Hypocalcemia in Transition Cows and the DCAD Method
Hypocalcemia, also known as milk fever, is one of the most common metabolic disorders of dairy cattle resulting from calcium deficiency. Hypocalcemia happens more often to older cows (2 or more lactations) due to their higher milk production and loss of vitamin D receptors in the intestine compared to first calf heifers. Based on some recent surveys, as much as 50% of the older cows are hypocalcemic, and around 5% of transition cows suffer from clinical milk fever. Close-up cows normally experience negative energy, protein balances, and hypocalcemia. This is due to a combination of factors including:
- Reduced dry matter intake
- Insufficient calcium supply around calving when colostrum production starts, which may lead to immune suppression and a series of metabolic complications such as mastitis and retained placenta, causing reduced lactation and reproductive performance

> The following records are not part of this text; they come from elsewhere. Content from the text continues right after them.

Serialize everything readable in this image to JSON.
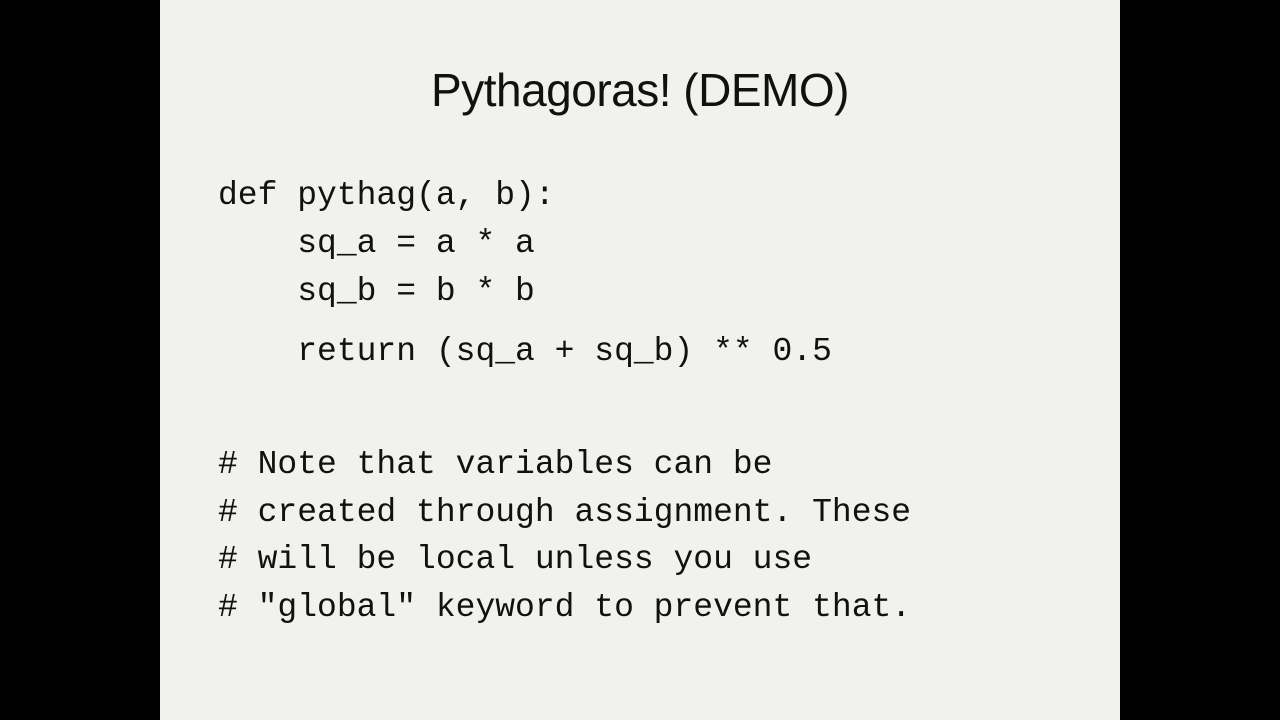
{
  "slide": {
    "title": "Pythagoras! (DEMO)",
    "code": [
      "def pythag(a, b):",
      "    sq_a = a * a",
      "    sq_b = b * b",
      "    return (sq_a + sq_b) ** 0.5"
    ],
    "comments": [
      "# Note that variables can be",
      "# created through assignment. These",
      "# will be local unless you use",
      "# \"global\" keyword to prevent that."
    ]
  },
  "colors": {
    "letterbox": "#000000",
    "slide_background": "#f1f1ed",
    "text": "#111111"
  }
}
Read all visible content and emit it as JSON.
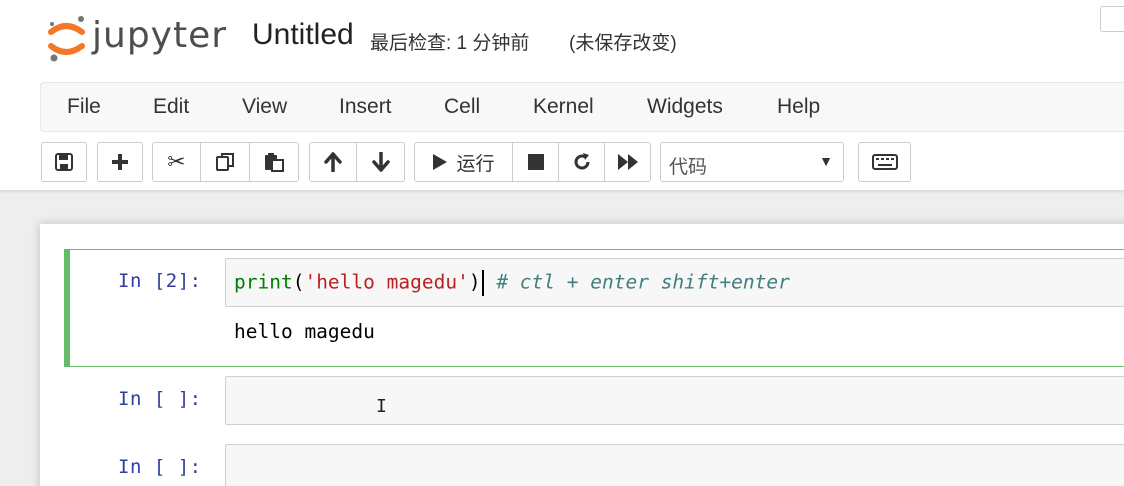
{
  "header": {
    "logo_text": "jupyter",
    "notebook_name": "Untitled",
    "checkpoint": "最后检查: 1 分钟前",
    "save_status": "(未保存改变)",
    "logo_colors": {
      "orange": "#f37726",
      "gray": "#767677"
    }
  },
  "menu": [
    {
      "label": "File"
    },
    {
      "label": "Edit"
    },
    {
      "label": "View"
    },
    {
      "label": "Insert"
    },
    {
      "label": "Cell"
    },
    {
      "label": "Kernel"
    },
    {
      "label": "Widgets"
    },
    {
      "label": "Help"
    }
  ],
  "toolbar": {
    "icons": [
      "save-icon",
      "plus-icon",
      "scissors-icon",
      "copy-icon",
      "paste-icon",
      "arrow-up-icon",
      "arrow-down-icon",
      "play-icon",
      "stop-icon",
      "restart-icon",
      "fast-forward-icon",
      "keyboard-icon"
    ],
    "run_label": "运行",
    "cell_type": "代码"
  },
  "cells": [
    {
      "prompt": "In [2]:",
      "code": {
        "builtin": "print",
        "open_paren": "(",
        "string": "'hello magedu'",
        "close_paren": ")",
        "comment": "# ctl + enter shift+enter"
      },
      "output": "hello magedu",
      "selected": true,
      "mode_color": "#66bb6a"
    },
    {
      "prompt": "In [ ]:",
      "code": ""
    },
    {
      "prompt": "In [ ]:",
      "code": ""
    }
  ],
  "colors": {
    "prompt": "#303f9f",
    "selected_border": "#66bb6a",
    "string": "#ba2121",
    "builtin": "#008000",
    "comment": "#408080"
  }
}
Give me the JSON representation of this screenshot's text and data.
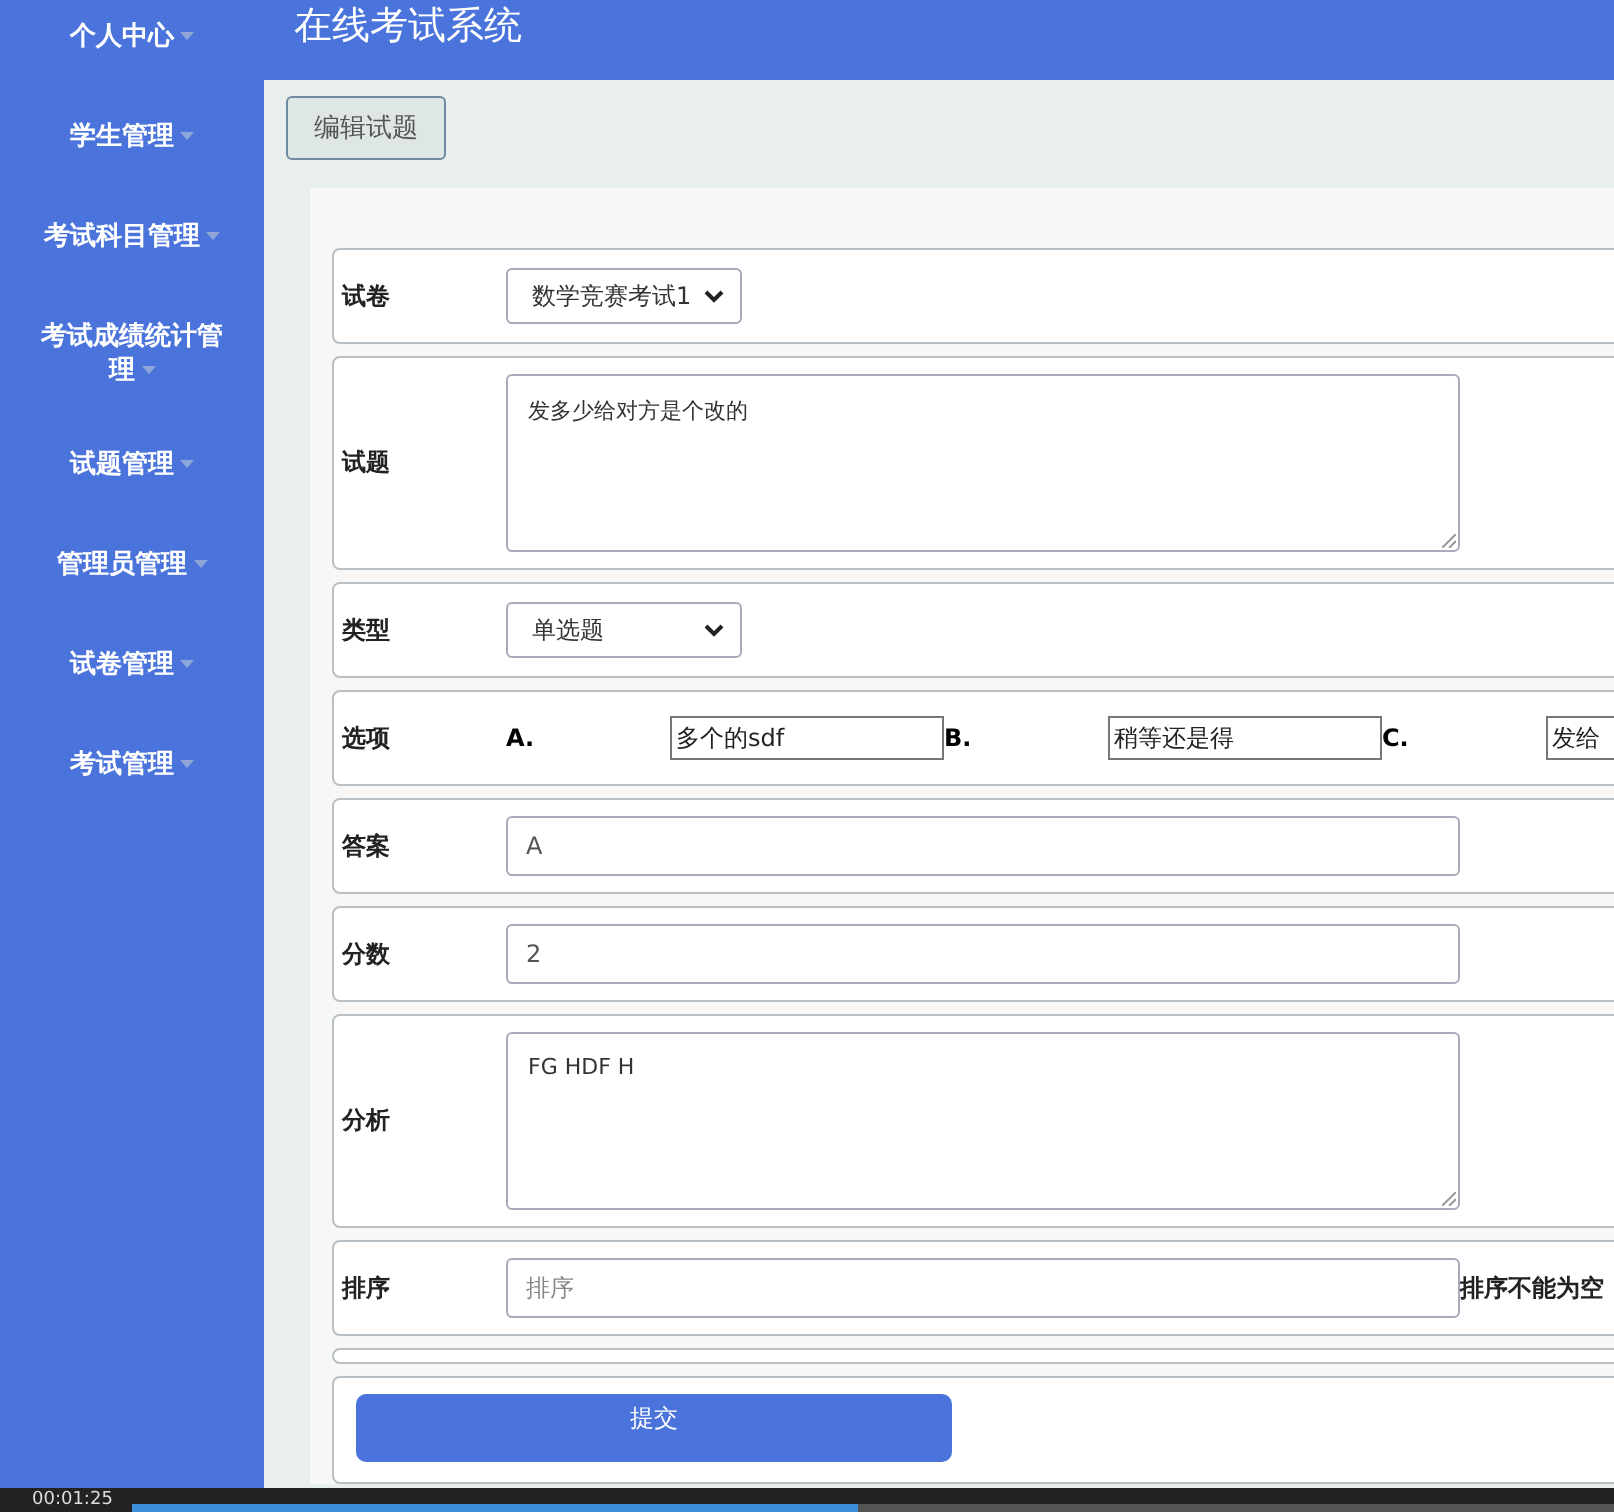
{
  "sidebar": {
    "items": [
      {
        "label": "个人中心"
      },
      {
        "label": "学生管理"
      },
      {
        "label": "考试科目管理"
      },
      {
        "label": "考试成绩统计管理"
      },
      {
        "label": "试题管理"
      },
      {
        "label": "管理员管理"
      },
      {
        "label": "试卷管理"
      },
      {
        "label": "考试管理"
      }
    ]
  },
  "header": {
    "title": "在线考试系统"
  },
  "tab_button": "编辑试题",
  "form": {
    "rows": [
      {
        "kind": "select",
        "label": "试卷",
        "value": "数学竞赛考试1"
      },
      {
        "kind": "textarea",
        "label": "试题",
        "value": "发多少给对方是个改的"
      },
      {
        "kind": "select",
        "label": "类型",
        "value": "单选题"
      },
      {
        "kind": "options",
        "label": "选项",
        "options": [
          {
            "letter": "A.",
            "value": "多个的sdf"
          },
          {
            "letter": "B.",
            "value": "稍等还是得"
          },
          {
            "letter": "C.",
            "value": "发给"
          }
        ]
      },
      {
        "kind": "input",
        "label": "答案",
        "value": "A"
      },
      {
        "kind": "input",
        "label": "分数",
        "value": "2"
      },
      {
        "kind": "textarea",
        "label": "分析",
        "value": "FG HDF H"
      },
      {
        "kind": "input",
        "label": "排序",
        "placeholder": "排序",
        "message": "排序不能为空"
      },
      {
        "kind": "empty"
      }
    ]
  },
  "submit": "提交",
  "player": {
    "time": "00:01:25",
    "level": 0.49
  }
}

Hypocalcemia is not a new issue for modern dairy production. In the 1960s, European scientists and researchers discovered that feeding anionic salts to close-up cows helped reduce the incidence of hypocalcemia via reduction in urine calcium loss, bone resorption of calcium, and synthesis of vitamin D, which are now referred to as the DCAD (dietary cation and anion difference) method. The DCAD minerals normally include sodium and potassium as cation; and sulfur and chloride as anions.
In practice, the DCAD method includes reducing the dietary potassium by feeding less forage, replacing alfalfa silage with straw, or feeding anionic salts such as magnesium sulfate and ammonium chloride. However, the challenge is anionic salts normally do not have good palatability and cows do not like to consume the diets supplemented with anionic salts. This is where the commercial anionic supplements come in. MegAnion is a highly palatable and concentrated anionic supplement to prevent hypocalcemia in transition cows. Due to its unique nutrient blending during the manufacturing process, the end product is evenly nutritionally and chemically distributed.
A study at the University of Minnesota (Caixeta et al., 2019) compared MegAnion and an established commercial anionic product for close-up cows to prevent hypocalcemia. Cows fed MegAnion tended to have greater feed intake and lesser change in metabolic parameters, such as insulin, non-esterified fatty acids (NEFA), and beta-hydroxybutyrate (BHBA) compared to cows fed the competitive product. This may contribute to a smoother transition period, consequently a healthier, more productive lactation cycle. In addition, the inclusion rate for MegAnion (3.0% in diet) was less than half the cost of the competitive product (7.3% in diet); therefore, the cost of anionic product per head was lower than the competitive product. The results from this study demonstrated that MegAnion will serve as an efficient and cost-effective method to prevent hypocalcemia in transition cows.
I look forward to discussing the science behind MegAnion and how it can benefit you. Please feel free to e-mail or give me a call.
Fei Sun, PhD, PAS
Dairy Product Technical Manager, Origination, LLC.